Data extract |
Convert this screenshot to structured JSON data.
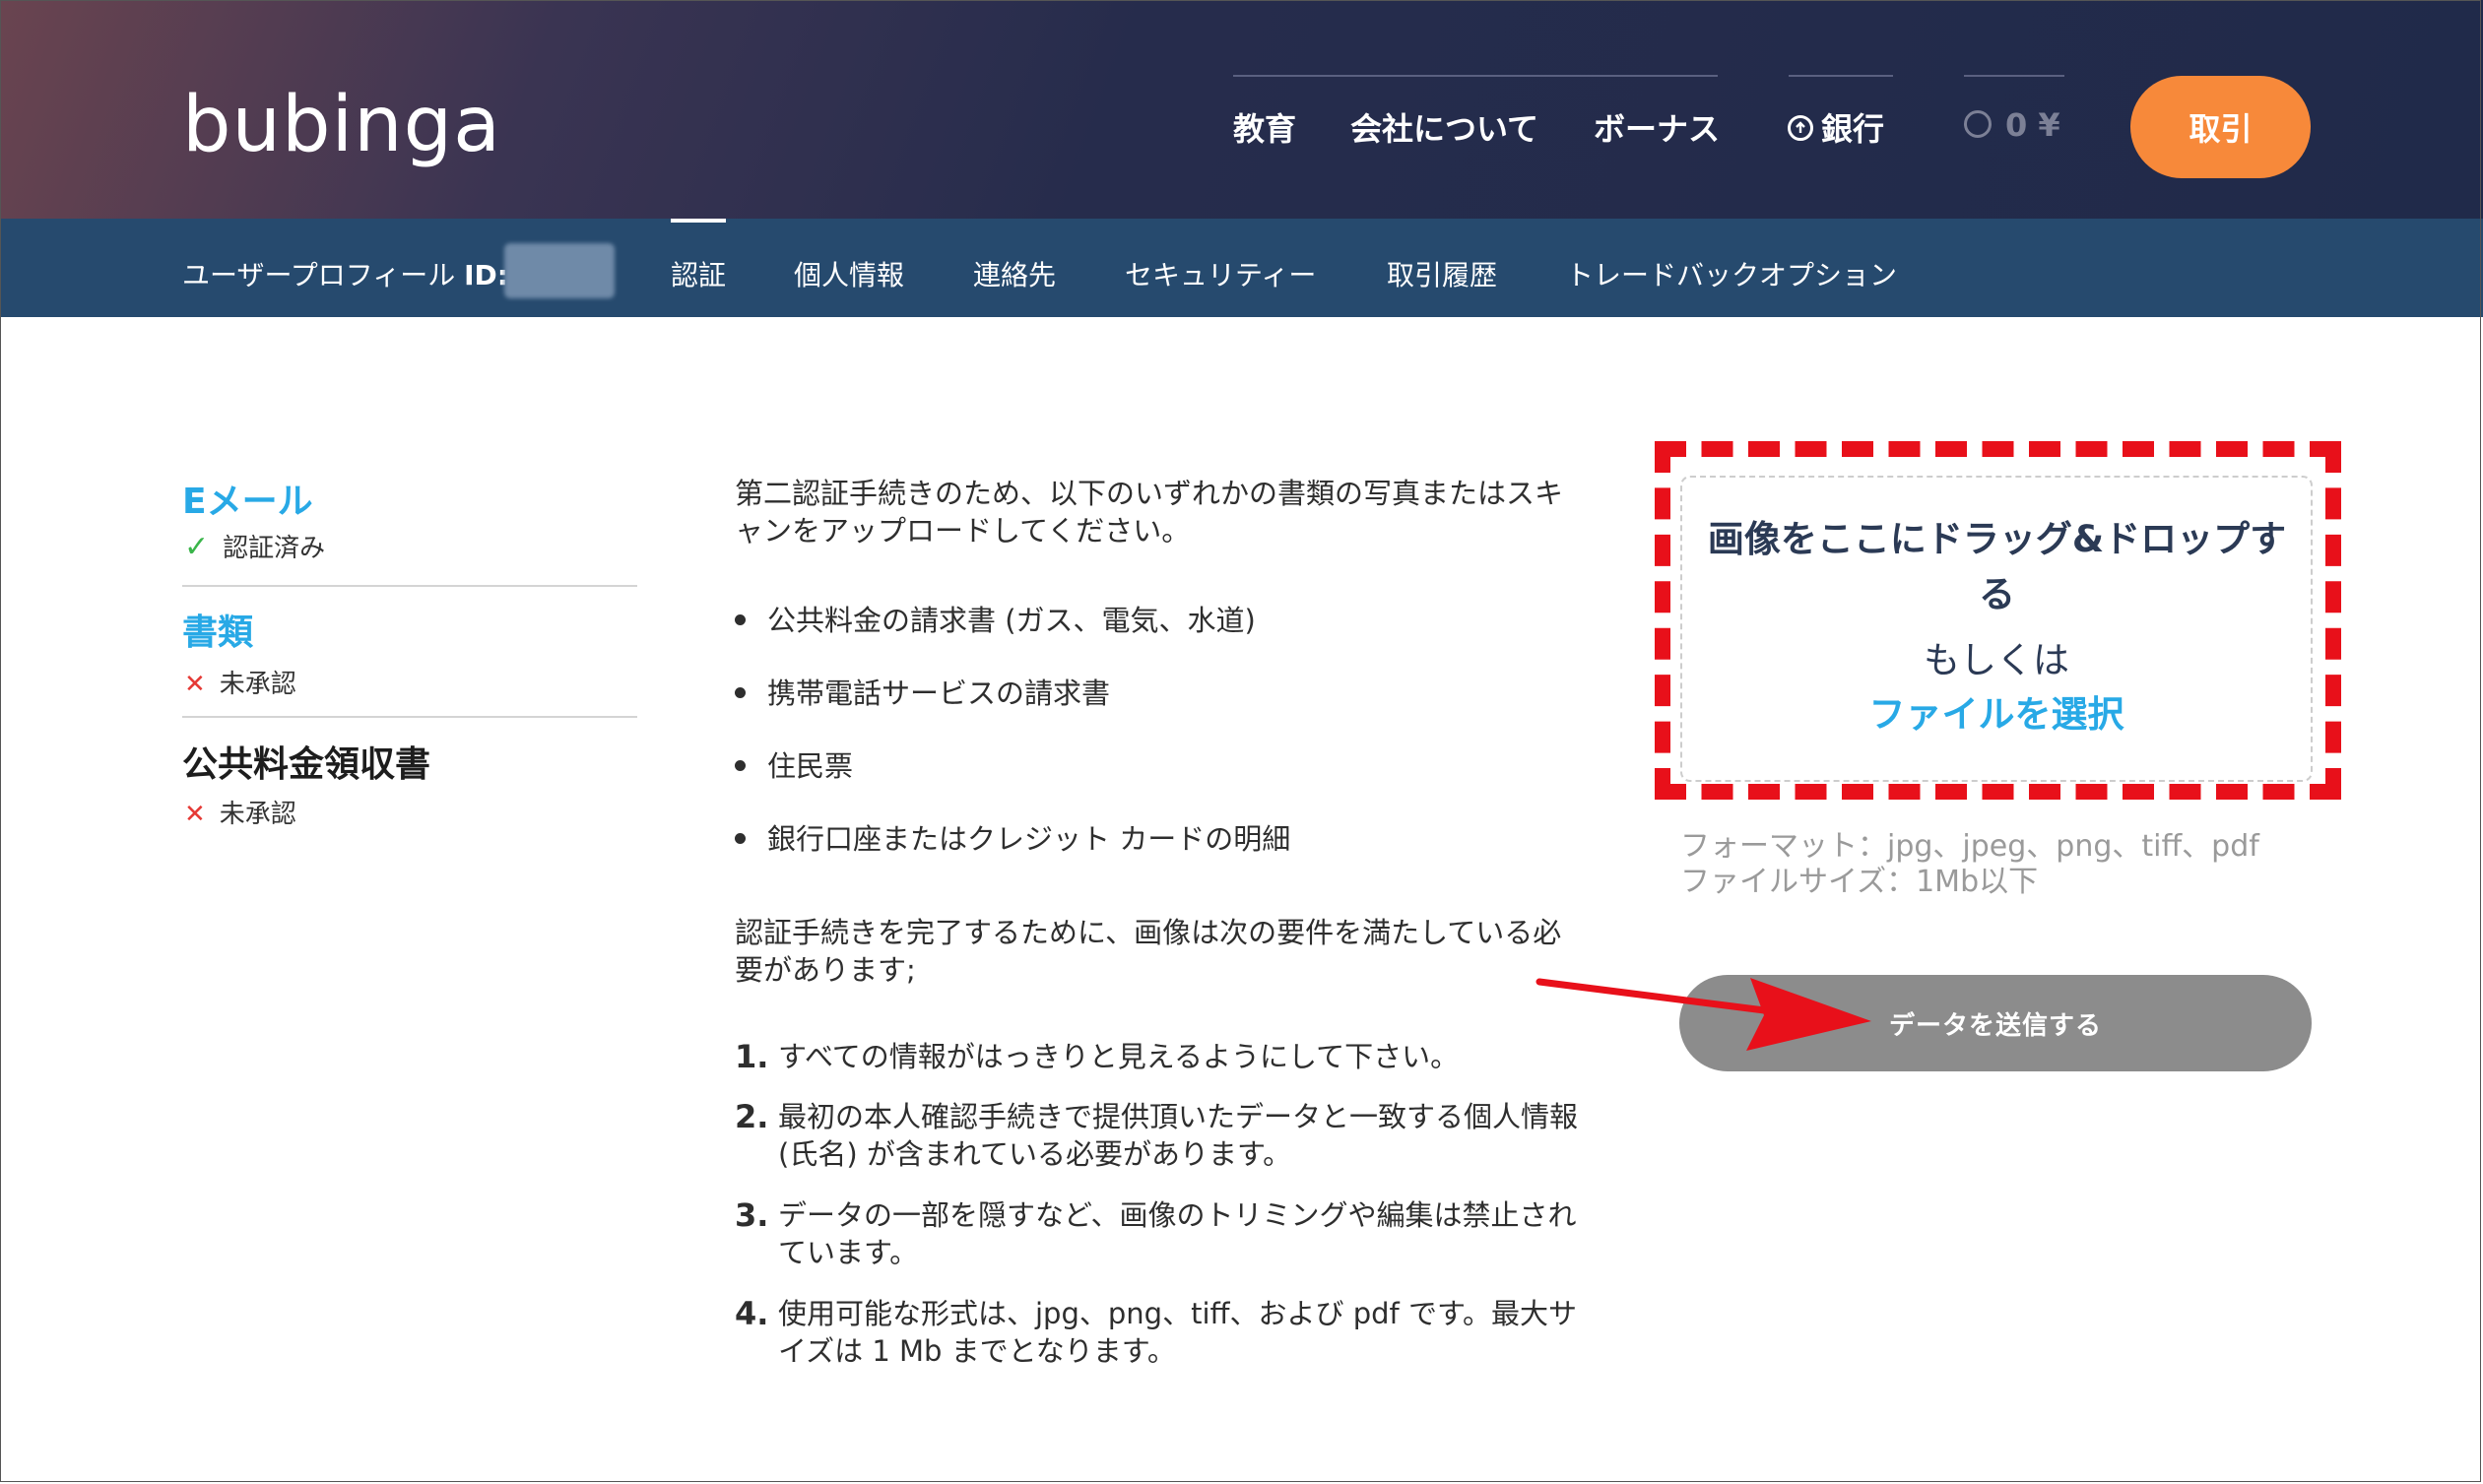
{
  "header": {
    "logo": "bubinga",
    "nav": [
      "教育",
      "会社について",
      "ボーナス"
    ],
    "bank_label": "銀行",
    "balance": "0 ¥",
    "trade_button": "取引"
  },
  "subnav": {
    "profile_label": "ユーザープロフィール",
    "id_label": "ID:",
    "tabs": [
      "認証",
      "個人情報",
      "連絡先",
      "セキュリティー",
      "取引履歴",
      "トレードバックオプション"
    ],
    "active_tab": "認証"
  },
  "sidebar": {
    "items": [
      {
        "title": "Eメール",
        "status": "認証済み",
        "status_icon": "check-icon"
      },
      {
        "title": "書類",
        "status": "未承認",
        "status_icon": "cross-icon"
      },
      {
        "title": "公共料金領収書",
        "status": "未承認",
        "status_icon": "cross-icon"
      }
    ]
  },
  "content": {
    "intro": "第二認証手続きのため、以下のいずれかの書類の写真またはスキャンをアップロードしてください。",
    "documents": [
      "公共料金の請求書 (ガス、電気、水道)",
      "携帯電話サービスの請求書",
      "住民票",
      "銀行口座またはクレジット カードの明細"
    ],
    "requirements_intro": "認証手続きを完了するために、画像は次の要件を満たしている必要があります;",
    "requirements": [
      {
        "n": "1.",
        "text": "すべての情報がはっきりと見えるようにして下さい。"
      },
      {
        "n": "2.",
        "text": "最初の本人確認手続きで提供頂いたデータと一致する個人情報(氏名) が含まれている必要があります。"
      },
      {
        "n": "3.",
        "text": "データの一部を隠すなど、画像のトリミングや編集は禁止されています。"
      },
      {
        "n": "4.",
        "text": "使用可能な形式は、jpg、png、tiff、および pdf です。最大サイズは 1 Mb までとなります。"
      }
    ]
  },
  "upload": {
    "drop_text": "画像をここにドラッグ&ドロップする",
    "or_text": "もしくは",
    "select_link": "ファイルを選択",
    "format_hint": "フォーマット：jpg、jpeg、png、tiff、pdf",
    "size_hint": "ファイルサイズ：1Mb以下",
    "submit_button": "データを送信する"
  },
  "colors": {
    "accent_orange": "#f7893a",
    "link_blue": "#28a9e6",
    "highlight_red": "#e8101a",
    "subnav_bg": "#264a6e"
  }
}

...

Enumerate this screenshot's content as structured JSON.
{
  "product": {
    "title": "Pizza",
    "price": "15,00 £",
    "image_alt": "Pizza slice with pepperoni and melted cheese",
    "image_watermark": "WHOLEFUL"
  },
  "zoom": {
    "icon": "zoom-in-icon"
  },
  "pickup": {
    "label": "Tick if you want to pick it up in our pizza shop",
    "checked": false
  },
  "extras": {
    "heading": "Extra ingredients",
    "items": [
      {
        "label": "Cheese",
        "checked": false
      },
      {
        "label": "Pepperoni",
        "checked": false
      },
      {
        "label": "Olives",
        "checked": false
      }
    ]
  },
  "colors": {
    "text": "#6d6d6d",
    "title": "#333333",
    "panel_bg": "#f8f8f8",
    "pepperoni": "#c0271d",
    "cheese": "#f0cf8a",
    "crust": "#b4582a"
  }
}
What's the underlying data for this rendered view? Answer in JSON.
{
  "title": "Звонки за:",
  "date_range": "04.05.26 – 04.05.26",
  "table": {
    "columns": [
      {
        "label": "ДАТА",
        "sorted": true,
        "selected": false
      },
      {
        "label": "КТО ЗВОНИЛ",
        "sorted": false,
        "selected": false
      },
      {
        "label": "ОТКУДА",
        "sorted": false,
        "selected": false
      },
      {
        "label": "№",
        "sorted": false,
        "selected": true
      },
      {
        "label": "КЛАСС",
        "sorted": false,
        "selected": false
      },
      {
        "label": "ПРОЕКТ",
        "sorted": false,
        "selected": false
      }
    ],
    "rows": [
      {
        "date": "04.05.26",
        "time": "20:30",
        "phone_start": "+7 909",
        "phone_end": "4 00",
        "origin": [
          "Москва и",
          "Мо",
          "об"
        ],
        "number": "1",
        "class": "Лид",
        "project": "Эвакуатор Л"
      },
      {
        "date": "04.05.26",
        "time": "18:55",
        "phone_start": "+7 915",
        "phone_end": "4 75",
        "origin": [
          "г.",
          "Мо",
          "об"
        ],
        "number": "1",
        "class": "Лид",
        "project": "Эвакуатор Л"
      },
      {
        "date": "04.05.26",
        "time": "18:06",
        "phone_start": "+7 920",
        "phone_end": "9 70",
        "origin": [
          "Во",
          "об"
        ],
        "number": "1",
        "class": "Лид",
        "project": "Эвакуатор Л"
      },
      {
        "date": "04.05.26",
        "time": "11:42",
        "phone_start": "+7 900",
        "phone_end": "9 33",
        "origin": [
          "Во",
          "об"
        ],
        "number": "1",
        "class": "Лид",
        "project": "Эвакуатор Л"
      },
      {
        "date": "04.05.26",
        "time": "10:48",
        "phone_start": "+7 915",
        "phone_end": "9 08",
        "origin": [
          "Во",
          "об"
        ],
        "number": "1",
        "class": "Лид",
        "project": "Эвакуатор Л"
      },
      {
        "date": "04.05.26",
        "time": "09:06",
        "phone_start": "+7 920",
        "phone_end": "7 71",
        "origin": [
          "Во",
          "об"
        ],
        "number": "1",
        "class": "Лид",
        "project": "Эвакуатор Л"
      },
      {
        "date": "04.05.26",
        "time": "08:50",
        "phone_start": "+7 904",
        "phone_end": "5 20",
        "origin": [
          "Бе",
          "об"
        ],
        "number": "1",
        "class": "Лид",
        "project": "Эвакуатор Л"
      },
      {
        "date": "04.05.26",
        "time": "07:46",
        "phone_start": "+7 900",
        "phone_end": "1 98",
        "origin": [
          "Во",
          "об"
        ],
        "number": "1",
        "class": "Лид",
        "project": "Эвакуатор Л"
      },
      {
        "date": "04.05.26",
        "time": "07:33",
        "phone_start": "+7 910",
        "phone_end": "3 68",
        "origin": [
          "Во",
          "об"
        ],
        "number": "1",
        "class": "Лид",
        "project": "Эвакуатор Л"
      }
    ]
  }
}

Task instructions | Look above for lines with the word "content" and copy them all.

Task output |
  "content": {
Enumerate this screenshot's content as structured JSON.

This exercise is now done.